- Working with God, we are working with ultimate power; we do not need additional power. Jesus’ model for creating a missional community did not involve rationalizing power-grabs as a means to an end. He knew the fundamental nature of reality was a Trinity of beings who are totally competent love. This knowledge funded his attitude and behaviors in his temptations, during the storm, in the Garden, at his arrest and trials, etc.
Moreover, missional leadership calls for the exercising of the gifts Paul highlights in Ephesians 4: casting an apostolic vision; gently pastoring people forward; teaching (explaining biblical content), prophecy (showing the gaps of faithfulness in our communities) and evangelism (calling people to a commitment to pursue formation and mission). There is so much more to say, but this year we will explore each of these crucial areas in more depth.
Come On—Let’s Play!

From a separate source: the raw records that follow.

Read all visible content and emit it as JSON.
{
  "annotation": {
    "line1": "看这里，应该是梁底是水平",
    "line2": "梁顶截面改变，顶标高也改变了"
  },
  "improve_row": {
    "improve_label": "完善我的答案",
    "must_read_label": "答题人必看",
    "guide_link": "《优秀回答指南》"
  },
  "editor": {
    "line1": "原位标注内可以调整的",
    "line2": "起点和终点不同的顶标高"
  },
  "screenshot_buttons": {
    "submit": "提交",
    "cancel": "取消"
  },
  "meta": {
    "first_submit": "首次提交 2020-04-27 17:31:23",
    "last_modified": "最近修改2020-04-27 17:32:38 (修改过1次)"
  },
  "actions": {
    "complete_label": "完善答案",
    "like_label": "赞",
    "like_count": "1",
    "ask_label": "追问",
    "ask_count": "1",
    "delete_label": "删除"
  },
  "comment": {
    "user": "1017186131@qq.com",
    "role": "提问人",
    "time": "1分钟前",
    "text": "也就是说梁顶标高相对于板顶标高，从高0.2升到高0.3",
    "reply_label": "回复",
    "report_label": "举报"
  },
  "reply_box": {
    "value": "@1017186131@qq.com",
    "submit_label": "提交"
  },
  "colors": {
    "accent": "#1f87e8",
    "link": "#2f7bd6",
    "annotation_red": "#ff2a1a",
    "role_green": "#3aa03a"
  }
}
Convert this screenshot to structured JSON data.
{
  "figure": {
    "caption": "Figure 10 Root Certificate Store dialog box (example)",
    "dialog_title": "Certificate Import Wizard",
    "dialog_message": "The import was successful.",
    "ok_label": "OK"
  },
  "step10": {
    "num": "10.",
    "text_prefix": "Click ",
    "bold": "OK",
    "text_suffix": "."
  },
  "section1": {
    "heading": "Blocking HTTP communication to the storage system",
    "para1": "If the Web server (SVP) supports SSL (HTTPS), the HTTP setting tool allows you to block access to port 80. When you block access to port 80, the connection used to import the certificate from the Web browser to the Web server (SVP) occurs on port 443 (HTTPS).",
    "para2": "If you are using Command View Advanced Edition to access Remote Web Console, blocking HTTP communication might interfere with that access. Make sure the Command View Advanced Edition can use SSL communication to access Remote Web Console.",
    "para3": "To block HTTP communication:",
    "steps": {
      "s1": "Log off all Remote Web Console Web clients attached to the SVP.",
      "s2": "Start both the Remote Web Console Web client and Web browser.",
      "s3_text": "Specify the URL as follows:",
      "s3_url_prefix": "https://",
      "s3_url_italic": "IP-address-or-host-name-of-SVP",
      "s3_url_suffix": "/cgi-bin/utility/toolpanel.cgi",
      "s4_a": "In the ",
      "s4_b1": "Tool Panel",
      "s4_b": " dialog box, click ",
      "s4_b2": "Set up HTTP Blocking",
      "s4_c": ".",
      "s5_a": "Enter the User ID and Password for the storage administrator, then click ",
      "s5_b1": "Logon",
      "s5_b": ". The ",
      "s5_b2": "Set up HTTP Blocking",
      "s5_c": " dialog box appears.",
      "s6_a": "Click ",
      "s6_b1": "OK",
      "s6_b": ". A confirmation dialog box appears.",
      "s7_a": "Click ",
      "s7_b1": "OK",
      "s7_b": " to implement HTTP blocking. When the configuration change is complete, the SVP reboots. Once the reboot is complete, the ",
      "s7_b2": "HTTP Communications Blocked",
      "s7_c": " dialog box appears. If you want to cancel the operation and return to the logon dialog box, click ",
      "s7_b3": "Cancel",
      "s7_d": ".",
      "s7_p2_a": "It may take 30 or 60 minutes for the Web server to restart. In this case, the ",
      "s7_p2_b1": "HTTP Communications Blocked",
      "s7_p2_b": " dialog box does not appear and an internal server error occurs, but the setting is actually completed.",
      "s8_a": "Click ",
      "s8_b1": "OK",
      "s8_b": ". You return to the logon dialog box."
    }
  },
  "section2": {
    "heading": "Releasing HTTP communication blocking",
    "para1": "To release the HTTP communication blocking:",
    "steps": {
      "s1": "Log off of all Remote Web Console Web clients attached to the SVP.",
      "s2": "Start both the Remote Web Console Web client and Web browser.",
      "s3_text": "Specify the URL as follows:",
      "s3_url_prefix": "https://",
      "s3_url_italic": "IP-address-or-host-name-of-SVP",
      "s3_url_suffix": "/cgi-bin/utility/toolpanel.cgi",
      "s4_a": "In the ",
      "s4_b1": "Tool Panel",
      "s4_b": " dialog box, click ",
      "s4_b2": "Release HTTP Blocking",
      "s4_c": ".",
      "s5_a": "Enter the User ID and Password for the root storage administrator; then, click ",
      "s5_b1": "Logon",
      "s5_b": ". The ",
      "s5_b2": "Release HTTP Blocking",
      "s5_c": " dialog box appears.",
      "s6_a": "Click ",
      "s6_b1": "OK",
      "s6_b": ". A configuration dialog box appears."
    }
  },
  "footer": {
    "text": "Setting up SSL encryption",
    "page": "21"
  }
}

I love these topics and how they all work synergistically together. I wait for our annual Intersection Conference like a kid waits for Christmas! This year, I warmly and enthusiastically invite you to my new hometown: Nashville, Tennessee. We are taking into account all your feedback from previous conferences, and from a heart of hospitality, seeking to design our 2020 conference around your missional leadership goals.
If you have never been to an Intersection Conference, don’t worry about having to catch up on the conversation. If you wish, you can review prior years’ talks online (2017, 2018, 2019)—but it is not necessary. Each year can stand alone.
But at the Intersection Conference, you will never stand alone. We take great joy in hosting formal and informal conversations around our 6 Core Competencies. As we begin our focus on missional leadership, jump into the deep end or wade in slowly, as seems best to you.
I hope to see you, your colleagues and your teams in Nashville May 14-15 as we dive into “For the Sake of Others: An Anglican Imagination for Missional Leadership.”
The Rt. Rev. Dr. Todd Hunter is the founding bishop of The Diocese of Churches for the Sake of Others and founder and leader of The Telos Collective. He is past President of Alpha USA, former National Director for the Association of Vineyard Churches, retired founding pastor of Holy Trinity Anglican Church in Costa Mesa, CA, and author of Christianity Beyond Belief: Following Jesus for the Sake of Others, Giving Church Another Chance, The Outsider Interviews, The Accidental Anglican, Our Favorite Sins, and Our Character at Work.